Book Club | Everything I Never Told You by Celeste Ng
Life right now is, to put it bluntly, mental.
Work, work, more work and a whole lot of life admin in between, I’ve barely had time to read a menu let alone a book. So looking back to those halcyon days in July and August when I could lose myself in a book for about 8 hours a day feels very bittersweet right now. Case in point, Everything I Never Told You by Celeste Ng, which I devoured in Italy over a month ago and have been waiting to share with guys as part of book club.
I adored this book. Totally and utterly adored it. The back of it and the name of it, kind of imply it’s going to be some kind of Gone Girl murder mystery but rest assured it is not. The cover of the book immediately makes you aware that 16 year old Lydia’s body is found in a lake so there is an element of ‘whodunnit’ implied, but the book quickly makes you aware this is no crime thriller. There are plenty of questions and Ng (pronounced ‘Ing’) leaves nothing unanswered by slowly unravelling this seemingly ‘perfect’ family and decoding the intricacies of family’s past and present and how they impact our future generations.
Lydia’s father was the son of first-generation Chinese immigrants, while her caucasian, all-American mother was the daughter of a wannabe Fanny Craddock who wanted nothing more for her daughter than to marry a rich, white man and be done with her ambitious science studies.The impact of both these legacies shape Lydia’s parents as humans, inform their marriage and how they raise there children. Then there is Jack, the mysterious bad boy who Lydia’s brother is positive has something to do with Lydia’s death. The book is set in the 1970s which is key for understanding a lot of the silences and pressures felt. Feelings of otherness, from everyone else, from your spouse and from your community, familial pressures and sibling love and rivalry are all impressed upon you with a writing style that is graceful and minimal it touched me more than any heavy handed prose ever has.
I really love novels like this. Ng’s writing is so concise is a glorious way; every word written matters and is needed, perfectly placed to make you feel every little thing. The story is tragic and as each character’s narrative plays out, the tragedy only heightens as we realise each character’s actions are both governed by forces outside of themselves and the ripple effect of these actions can’t be contained. It really made me thing about what it is to be a parent and how none of us are blank slates when we procreate and what that means for our children and their children.

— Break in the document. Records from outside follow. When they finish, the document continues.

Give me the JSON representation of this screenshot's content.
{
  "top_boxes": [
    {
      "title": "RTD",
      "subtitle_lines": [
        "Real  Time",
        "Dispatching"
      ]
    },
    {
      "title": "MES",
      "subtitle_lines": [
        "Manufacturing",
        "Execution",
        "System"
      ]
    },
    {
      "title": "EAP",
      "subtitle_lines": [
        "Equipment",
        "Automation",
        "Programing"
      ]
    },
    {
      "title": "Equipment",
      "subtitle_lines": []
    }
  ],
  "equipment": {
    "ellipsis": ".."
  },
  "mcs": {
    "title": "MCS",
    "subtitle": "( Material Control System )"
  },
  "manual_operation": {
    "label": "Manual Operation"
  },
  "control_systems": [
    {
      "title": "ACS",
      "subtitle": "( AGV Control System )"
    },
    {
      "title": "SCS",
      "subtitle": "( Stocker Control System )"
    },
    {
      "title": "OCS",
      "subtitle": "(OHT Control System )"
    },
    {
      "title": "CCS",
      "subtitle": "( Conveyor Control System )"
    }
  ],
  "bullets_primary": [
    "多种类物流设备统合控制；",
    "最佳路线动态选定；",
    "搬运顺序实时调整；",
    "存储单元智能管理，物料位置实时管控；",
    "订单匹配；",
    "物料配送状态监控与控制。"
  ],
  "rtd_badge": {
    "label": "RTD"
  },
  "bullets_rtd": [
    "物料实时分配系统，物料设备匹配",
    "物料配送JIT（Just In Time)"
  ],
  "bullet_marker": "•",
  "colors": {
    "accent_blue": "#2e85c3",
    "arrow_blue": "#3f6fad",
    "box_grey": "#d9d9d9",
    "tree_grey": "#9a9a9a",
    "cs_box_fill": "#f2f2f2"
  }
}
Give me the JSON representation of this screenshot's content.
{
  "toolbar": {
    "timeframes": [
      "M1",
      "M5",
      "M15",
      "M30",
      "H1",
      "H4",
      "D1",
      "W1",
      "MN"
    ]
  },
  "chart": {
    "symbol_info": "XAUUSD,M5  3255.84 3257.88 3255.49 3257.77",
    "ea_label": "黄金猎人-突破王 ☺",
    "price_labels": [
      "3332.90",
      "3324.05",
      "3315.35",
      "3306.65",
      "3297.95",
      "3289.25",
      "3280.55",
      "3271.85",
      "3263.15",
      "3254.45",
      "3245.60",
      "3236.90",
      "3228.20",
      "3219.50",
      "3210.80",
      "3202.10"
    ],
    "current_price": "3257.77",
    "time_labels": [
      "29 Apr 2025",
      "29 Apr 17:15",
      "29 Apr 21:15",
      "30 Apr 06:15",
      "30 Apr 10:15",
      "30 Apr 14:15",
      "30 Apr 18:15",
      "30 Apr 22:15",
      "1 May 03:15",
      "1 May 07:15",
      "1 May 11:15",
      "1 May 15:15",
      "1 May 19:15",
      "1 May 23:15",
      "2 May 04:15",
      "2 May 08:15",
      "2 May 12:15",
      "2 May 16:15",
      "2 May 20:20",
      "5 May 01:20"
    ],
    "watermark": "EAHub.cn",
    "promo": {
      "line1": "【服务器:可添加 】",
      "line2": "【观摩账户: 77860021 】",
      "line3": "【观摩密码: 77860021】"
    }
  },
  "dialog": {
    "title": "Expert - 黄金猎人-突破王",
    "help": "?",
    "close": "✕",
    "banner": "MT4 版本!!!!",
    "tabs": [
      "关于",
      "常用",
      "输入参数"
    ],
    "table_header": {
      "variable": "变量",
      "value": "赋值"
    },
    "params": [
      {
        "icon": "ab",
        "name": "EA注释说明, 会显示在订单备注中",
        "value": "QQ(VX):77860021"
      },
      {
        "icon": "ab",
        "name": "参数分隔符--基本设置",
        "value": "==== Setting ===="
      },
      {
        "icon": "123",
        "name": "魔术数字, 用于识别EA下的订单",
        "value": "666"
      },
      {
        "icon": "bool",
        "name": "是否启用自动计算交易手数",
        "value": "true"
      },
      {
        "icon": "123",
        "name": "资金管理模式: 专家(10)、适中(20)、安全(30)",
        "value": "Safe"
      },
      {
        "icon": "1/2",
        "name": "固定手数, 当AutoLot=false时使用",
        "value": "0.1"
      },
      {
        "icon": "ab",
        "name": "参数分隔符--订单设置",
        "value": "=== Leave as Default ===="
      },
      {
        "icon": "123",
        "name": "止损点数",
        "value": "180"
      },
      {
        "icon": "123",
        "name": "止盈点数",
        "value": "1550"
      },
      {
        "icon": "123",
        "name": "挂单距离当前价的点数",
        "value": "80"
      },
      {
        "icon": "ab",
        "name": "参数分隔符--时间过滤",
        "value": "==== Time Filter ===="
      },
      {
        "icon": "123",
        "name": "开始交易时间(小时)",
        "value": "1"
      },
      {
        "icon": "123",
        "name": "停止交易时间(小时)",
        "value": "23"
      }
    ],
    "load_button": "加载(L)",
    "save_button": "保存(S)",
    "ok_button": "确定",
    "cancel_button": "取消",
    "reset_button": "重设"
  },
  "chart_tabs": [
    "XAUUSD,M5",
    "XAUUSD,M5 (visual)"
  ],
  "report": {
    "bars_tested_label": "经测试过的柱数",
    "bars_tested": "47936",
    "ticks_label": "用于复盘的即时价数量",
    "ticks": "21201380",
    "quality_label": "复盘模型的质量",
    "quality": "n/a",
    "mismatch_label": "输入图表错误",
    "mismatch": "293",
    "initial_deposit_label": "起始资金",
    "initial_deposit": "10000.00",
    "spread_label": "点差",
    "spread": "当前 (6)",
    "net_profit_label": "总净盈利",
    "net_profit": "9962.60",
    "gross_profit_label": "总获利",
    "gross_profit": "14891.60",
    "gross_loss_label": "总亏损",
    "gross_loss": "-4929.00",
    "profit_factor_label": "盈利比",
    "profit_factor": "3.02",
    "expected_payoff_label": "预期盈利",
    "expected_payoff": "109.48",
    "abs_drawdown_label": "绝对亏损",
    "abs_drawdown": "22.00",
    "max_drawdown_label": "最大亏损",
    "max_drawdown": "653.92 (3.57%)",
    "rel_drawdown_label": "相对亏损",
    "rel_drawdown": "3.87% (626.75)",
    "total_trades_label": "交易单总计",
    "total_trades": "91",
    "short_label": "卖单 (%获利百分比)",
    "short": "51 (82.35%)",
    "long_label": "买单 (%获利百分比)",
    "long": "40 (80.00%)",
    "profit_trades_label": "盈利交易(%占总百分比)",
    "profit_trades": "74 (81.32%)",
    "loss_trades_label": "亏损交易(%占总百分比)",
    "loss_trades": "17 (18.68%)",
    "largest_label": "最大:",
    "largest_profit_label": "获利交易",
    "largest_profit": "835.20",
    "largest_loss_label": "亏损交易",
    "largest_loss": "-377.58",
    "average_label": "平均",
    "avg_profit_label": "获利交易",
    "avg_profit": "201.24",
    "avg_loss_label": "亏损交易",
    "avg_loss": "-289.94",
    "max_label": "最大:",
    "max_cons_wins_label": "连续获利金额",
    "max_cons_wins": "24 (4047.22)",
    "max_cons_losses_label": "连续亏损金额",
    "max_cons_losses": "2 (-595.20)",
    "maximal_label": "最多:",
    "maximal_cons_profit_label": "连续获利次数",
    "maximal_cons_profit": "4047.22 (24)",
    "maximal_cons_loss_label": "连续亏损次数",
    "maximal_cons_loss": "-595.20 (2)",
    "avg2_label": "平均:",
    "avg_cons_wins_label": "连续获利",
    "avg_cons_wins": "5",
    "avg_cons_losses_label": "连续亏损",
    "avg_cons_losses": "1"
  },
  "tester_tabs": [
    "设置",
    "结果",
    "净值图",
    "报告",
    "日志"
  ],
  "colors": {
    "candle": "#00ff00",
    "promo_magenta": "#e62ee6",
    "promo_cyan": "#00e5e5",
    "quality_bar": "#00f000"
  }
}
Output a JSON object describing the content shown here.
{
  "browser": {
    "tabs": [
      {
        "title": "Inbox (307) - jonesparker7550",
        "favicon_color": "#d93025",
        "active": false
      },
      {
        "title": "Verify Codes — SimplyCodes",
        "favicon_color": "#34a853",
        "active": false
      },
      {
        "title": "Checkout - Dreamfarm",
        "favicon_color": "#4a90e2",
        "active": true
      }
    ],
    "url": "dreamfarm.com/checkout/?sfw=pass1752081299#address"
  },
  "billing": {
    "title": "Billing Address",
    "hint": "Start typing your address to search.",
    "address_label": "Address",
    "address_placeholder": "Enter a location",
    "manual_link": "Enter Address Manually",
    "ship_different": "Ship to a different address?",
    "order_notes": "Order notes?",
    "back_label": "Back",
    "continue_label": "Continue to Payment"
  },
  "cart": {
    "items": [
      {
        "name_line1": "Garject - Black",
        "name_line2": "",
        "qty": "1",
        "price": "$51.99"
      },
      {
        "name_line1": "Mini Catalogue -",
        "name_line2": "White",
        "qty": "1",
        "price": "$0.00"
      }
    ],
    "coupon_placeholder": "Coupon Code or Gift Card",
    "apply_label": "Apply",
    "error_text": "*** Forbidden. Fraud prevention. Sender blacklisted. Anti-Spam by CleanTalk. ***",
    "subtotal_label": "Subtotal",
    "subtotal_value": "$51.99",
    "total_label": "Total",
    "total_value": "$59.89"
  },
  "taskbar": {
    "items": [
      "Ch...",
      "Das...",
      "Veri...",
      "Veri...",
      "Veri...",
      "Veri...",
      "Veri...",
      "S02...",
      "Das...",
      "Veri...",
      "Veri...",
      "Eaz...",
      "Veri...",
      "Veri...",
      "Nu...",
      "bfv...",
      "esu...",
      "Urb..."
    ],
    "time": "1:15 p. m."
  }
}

I only wished Ng could keep going backwards and forwards, detailing the lives of James and Marilyn’s parents and parents parents to further paint a picture the familial ties.
Just like Jonathan Franzen’s fictitious looks at the stoicism and repression alive and kicking within families of his native middle class Mid Western home, Ng’s depictions of being Chinese, Chinese-American or indeed just being a woman, in a predominantly white, patriarchal, suburban neighbourhood tell us a story of America fifty years ago, rather than just the family as it’s own entity. The trials and tribulations of ‘otherness’ in modern history are well-documented but each and every one is valuable at reminding us today to not take our place in society or the opportunities available to us for granted.
Anyway, I could go on and on about how much I got wrapped up in the book. I read it in a day and granted I was on holiday, but it really felt so easy to immerse yourself in quickly. I hope some of you managed to read it this month? I know summer can be tricky for reading for some people as it’s such a busy time of year so if you haven’t read it already, do try and pick this one up in the future.
As always, please please put any thoughts or feeling towards this book in the comments so there is a conversation about the book rather than me just spouting what I thought!
Next month, we’ll be doing Marlena by Julie Buntin which again, really surprised me at how much I enjoyed it and how quickly I got wrapped up in it. Get it here (I did just find mine in a WH Smith in an airport too just FYI so keep your eyes peeled if you’re travelling).
Thanks so much for reading xxx